▶ _Raw data_
=== Section Start ===
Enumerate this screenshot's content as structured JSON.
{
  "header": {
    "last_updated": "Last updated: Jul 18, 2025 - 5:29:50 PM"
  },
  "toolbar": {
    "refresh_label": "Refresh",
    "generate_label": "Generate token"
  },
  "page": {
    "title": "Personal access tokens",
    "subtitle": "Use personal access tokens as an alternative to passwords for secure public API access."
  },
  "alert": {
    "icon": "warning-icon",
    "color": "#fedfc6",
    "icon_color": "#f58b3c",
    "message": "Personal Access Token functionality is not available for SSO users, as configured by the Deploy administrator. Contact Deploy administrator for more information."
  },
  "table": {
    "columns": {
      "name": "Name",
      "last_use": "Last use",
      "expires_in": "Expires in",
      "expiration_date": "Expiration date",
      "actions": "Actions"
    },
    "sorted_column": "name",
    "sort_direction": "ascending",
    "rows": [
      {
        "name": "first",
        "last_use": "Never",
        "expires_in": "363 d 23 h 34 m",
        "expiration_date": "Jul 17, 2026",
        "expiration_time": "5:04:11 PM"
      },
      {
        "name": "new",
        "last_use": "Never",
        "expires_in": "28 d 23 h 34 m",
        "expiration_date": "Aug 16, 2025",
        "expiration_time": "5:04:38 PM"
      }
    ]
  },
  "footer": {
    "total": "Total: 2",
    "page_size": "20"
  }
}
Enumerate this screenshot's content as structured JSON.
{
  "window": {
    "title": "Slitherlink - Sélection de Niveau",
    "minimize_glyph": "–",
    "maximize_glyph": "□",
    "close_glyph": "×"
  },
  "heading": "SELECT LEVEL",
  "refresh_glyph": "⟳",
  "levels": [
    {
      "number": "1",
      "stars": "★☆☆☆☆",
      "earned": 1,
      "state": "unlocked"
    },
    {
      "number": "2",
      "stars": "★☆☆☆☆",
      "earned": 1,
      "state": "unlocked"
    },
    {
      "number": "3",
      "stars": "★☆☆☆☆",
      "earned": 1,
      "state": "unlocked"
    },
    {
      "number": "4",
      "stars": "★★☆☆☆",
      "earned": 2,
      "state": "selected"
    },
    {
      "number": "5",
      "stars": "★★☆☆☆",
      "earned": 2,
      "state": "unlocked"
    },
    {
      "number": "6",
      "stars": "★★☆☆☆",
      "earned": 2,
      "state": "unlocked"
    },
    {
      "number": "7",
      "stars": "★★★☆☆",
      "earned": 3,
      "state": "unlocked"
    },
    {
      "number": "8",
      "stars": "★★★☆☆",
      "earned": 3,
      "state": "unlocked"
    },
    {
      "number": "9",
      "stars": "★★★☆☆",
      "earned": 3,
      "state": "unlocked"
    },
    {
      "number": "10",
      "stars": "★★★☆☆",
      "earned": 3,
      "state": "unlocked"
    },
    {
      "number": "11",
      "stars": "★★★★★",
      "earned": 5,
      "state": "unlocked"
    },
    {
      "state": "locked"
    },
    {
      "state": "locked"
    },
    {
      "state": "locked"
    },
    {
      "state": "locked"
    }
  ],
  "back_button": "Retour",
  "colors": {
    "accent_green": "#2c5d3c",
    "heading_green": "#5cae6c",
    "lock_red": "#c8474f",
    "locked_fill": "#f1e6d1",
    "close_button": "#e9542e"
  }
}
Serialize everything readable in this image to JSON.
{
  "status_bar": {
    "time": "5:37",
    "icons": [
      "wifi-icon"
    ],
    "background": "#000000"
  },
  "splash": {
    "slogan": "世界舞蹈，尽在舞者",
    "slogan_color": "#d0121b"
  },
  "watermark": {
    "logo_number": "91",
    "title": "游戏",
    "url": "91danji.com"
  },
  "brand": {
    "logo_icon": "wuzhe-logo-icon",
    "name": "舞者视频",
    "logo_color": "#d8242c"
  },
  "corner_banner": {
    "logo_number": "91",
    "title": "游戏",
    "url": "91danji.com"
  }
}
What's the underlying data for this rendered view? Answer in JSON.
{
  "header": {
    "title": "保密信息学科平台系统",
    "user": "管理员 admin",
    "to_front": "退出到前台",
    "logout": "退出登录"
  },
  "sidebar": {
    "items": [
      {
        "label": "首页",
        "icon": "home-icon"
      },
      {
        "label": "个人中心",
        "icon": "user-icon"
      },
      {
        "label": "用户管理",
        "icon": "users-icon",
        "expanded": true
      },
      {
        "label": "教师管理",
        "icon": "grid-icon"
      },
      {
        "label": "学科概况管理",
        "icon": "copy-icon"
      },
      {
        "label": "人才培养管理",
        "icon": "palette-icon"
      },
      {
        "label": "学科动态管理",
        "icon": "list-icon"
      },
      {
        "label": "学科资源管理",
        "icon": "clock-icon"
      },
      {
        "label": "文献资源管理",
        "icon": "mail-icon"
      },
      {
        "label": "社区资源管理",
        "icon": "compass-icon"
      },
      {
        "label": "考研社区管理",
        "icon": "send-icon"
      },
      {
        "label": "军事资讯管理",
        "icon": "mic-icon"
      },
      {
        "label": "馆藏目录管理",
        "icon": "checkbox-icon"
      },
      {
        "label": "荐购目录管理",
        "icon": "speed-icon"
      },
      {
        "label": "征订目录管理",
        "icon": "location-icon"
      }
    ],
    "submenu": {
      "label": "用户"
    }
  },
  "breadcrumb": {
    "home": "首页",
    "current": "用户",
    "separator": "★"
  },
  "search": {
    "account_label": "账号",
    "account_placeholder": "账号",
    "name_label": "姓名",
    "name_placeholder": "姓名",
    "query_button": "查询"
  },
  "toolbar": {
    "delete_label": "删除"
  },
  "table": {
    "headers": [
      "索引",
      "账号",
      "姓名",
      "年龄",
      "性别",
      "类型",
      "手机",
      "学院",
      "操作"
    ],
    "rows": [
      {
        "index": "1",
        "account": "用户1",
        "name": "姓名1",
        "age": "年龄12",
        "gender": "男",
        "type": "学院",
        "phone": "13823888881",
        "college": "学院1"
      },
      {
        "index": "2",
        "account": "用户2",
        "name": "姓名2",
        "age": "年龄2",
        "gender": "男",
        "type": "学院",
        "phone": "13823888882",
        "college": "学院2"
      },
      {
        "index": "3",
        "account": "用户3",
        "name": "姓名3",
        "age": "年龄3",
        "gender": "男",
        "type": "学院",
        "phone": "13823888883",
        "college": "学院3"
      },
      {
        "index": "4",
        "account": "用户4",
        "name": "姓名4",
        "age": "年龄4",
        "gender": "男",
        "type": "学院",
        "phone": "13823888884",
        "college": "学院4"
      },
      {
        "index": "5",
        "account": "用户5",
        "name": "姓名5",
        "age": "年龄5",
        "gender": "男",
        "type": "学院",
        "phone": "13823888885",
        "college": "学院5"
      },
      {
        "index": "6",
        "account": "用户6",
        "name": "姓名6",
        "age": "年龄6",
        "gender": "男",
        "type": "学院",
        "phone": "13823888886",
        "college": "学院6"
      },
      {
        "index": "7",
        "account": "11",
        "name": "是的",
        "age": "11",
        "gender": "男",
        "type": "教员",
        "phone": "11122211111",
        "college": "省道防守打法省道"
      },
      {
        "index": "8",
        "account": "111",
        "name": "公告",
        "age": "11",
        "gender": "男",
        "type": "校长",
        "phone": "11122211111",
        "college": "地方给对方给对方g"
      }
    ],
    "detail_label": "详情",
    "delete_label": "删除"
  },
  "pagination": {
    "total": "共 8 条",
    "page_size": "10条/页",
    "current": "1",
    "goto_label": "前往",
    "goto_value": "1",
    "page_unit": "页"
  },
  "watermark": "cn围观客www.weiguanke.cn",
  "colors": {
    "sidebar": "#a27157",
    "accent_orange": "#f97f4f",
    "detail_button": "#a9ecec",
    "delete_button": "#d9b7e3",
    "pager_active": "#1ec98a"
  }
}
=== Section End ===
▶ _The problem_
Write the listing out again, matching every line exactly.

▶ _Task solution_
Enumerate this screenshot's content as structured JSON.
{
  "header": {
    "last_updated": "Last updated: Jul 18, 2025 - 5:29:50 PM"
  },
  "toolbar": {
    "refresh_label": "Refresh",
    "generate_label": "Generate token"
  },
  "page": {
    "title": "Personal access tokens",
    "subtitle": "Use personal access tokens as an alternative to passwords for secure public API access."
  },
  "alert": {
    "icon": "warning-icon",
    "color": "#fedfc6",
    "icon_color": "#f58b3c",
    "message": "Personal Access Token functionality is not available for SSO users, as configured by the Deploy administrator. Contact Deploy administrator for more information."
  },
  "table": {
    "columns": {
      "name": "Name",
      "last_use": "Last use",
      "expires_in": "Expires in",
      "expiration_date": "Expiration date",
      "actions": "Actions"
    },
    "sorted_column": "name",
    "sort_direction": "ascending",
    "rows": [
      {
        "name": "first",
        "last_use": "Never",
        "expires_in": "363 d 23 h 34 m",
        "expiration_date": "Jul 17, 2026",
        "expiration_time": "5:04:11 PM"
      },
      {
        "name": "new",
        "last_use": "Never",
        "expires_in": "28 d 23 h 34 m",
        "expiration_date": "Aug 16, 2025",
        "expiration_time": "5:04:38 PM"
      }
    ]
  },
  "footer": {
    "total": "Total: 2",
    "page_size": "20"
  }
}
Enumerate this screenshot's content as structured JSON.
{
  "window": {
    "title": "Slitherlink - Sélection de Niveau",
    "minimize_glyph": "–",
    "maximize_glyph": "□",
    "close_glyph": "×"
  },
  "heading": "SELECT LEVEL",
  "refresh_glyph": "⟳",
  "levels": [
    {
      "number": "1",
      "stars": "★☆☆☆☆",
      "earned": 1,
      "state": "unlocked"
    },
    {
      "number": "2",
      "stars": "★☆☆☆☆",
      "earned": 1,
      "state": "unlocked"
    },
    {
      "number": "3",
      "stars": "★☆☆☆☆",
      "earned": 1,
      "state": "unlocked"
    },
    {
      "number": "4",
      "stars": "★★☆☆☆",
      "earned": 2,
      "state": "selected"
    },
    {
      "number": "5",
      "stars": "★★☆☆☆",
      "earned": 2,
      "state": "unlocked"
    },
    {
      "number": "6",
      "stars": "★★☆☆☆",
      "earned": 2,
      "state": "unlocked"
    },
    {
      "number": "7",
      "stars": "★★★☆☆",
      "earned": 3,
      "state": "unlocked"
    },
    {
      "number": "8",
      "stars": "★★★☆☆",
      "earned": 3,
      "state": "unlocked"
    },
    {
      "number": "9",
      "stars": "★★★☆☆",
      "earned": 3,
      "state": "unlocked"
    },
    {
      "number": "10",
      "stars": "★★★☆☆",
      "earned": 3,
      "state": "unlocked"
    },
    {
      "number": "11",
      "stars": "★★★★★",
      "earned": 5,
      "state": "unlocked"
    },
    {
      "state": "locked"
    },
    {
      "state": "locked"
    },
    {
      "state": "locked"
    },
    {
      "state": "locked"
    }
  ],
  "back_button": "Retour",
  "colors": {
    "accent_green": "#2c5d3c",
    "heading_green": "#5cae6c",
    "lock_red": "#c8474f",
    "locked_fill": "#f1e6d1",
    "close_button": "#e9542e"
  }
}
Serialize everything readable in this image to JSON.
{
  "status_bar": {
    "time": "5:37",
    "icons": [
      "wifi-icon"
    ],
    "background": "#000000"
  },
  "splash": {
    "slogan": "世界舞蹈，尽在舞者",
    "slogan_color": "#d0121b"
  },
  "watermark": {
    "logo_number": "91",
    "title": "游戏",
    "url": "91danji.com"
  },
  "brand": {
    "logo_icon": "wuzhe-logo-icon",
    "name": "舞者视频",
    "logo_color": "#d8242c"
  },
  "corner_banner": {
    "logo_number": "91",
    "title": "游戏",
    "url": "91danji.com"
  }
}
What's the underlying data for this rendered view? Answer in JSON.
{
  "header": {
    "title": "保密信息学科平台系统",
    "user": "管理员 admin",
    "to_front": "退出到前台",
    "logout": "退出登录"
  },
  "sidebar": {
    "items": [
      {
        "label": "首页",
        "icon": "home-icon"
      },
      {
        "label": "个人中心",
        "icon": "user-icon"
      },
      {
        "label": "用户管理",
        "icon": "users-icon",
        "expanded": true
      },
      {
        "label": "教师管理",
        "icon": "grid-icon"
      },
      {
        "label": "学科概况管理",
        "icon": "copy-icon"
      },
      {
        "label": "人才培养管理",
        "icon": "palette-icon"
      },
      {
        "label": "学科动态管理",
        "icon": "list-icon"
      },
      {
        "label": "学科资源管理",
        "icon": "clock-icon"
      },
      {
        "label": "文献资源管理",
        "icon": "mail-icon"
      },
      {
        "label": "社区资源管理",
        "icon": "compass-icon"
      },
      {
        "label": "考研社区管理",
        "icon": "send-icon"
      },
      {
        "label": "军事资讯管理",
        "icon": "mic-icon"
      },
      {
        "label": "馆藏目录管理",
        "icon": "checkbox-icon"
      },
      {
        "label": "荐购目录管理",
        "icon": "speed-icon"
      },
      {
        "label": "征订目录管理",
        "icon": "location-icon"
      }
    ],
    "submenu": {
      "label": "用户"
    }
  },
  "breadcrumb": {
    "home": "首页",
    "current": "用户",
    "separator": "★"
  },
  "search": {
    "account_label": "账号",
    "account_placeholder": "账号",
    "name_label": "姓名",
    "name_placeholder": "姓名",
    "query_button": "查询"
  },
  "toolbar": {
    "delete_label": "删除"
  },
  "table": {
    "headers": [
      "索引",
      "账号",
      "姓名",
      "年龄",
      "性别",
      "类型",
      "手机",
      "学院",
      "操作"
    ],
    "rows": [
      {
        "index": "1",
        "account": "用户1",
        "name": "姓名1",
        "age": "年龄12",
        "gender": "男",
        "type": "学院",
        "phone": "13823888881",
        "college": "学院1"
      },
      {
        "index": "2",
        "account": "用户2",
        "name": "姓名2",
        "age": "年龄2",
        "gender": "男",
        "type": "学院",
        "phone": "13823888882",
        "college": "学院2"
      },
      {
        "index": "3",
        "account": "用户3",
        "name": "姓名3",
        "age": "年龄3",
        "gender": "男",
        "type": "学院",
        "phone": "13823888883",
        "college": "学院3"
      },
      {
        "index": "4",
        "account": "用户4",
        "name": "姓名4",
        "age": "年龄4",
        "gender": "男",
        "type": "学院",
        "phone": "13823888884",
        "college": "学院4"
      },
      {
        "index": "5",
        "account": "用户5",
        "name": "姓名5",
        "age": "年龄5",
        "gender": "男",
        "type": "学院",
        "phone": "13823888885",
        "college": "学院5"
      },
      {
        "index": "6",
        "account": "用户6",
        "name": "姓名6",
        "age": "年龄6",
        "gender": "男",
        "type": "学院",
        "phone": "13823888886",
        "college": "学院6"
      },
      {
        "index": "7",
        "account": "11",
        "name": "是的",
        "age": "11",
        "gender": "男",
        "type": "教员",
        "phone": "11122211111",
        "college": "省道防守打法省道"
      },
      {
        "index": "8",
        "account": "111",
        "name": "公告",
        "age": "11",
        "gender": "男",
        "type": "校长",
        "phone": "11122211111",
        "college": "地方给对方给对方g"
      }
    ],
    "detail_label": "详情",
    "delete_label": "删除"
  },
  "pagination": {
    "total": "共 8 条",
    "page_size": "10条/页",
    "current": "1",
    "goto_label": "前往",
    "goto_value": "1",
    "page_unit": "页"
  },
  "watermark": "cn围观客www.weiguanke.cn",
  "colors": {
    "sidebar": "#a27157",
    "accent_orange": "#f97f4f",
    "detail_button": "#a9ecec",
    "delete_button": "#d9b7e3",
    "pager_active": "#1ec98a"
  }
}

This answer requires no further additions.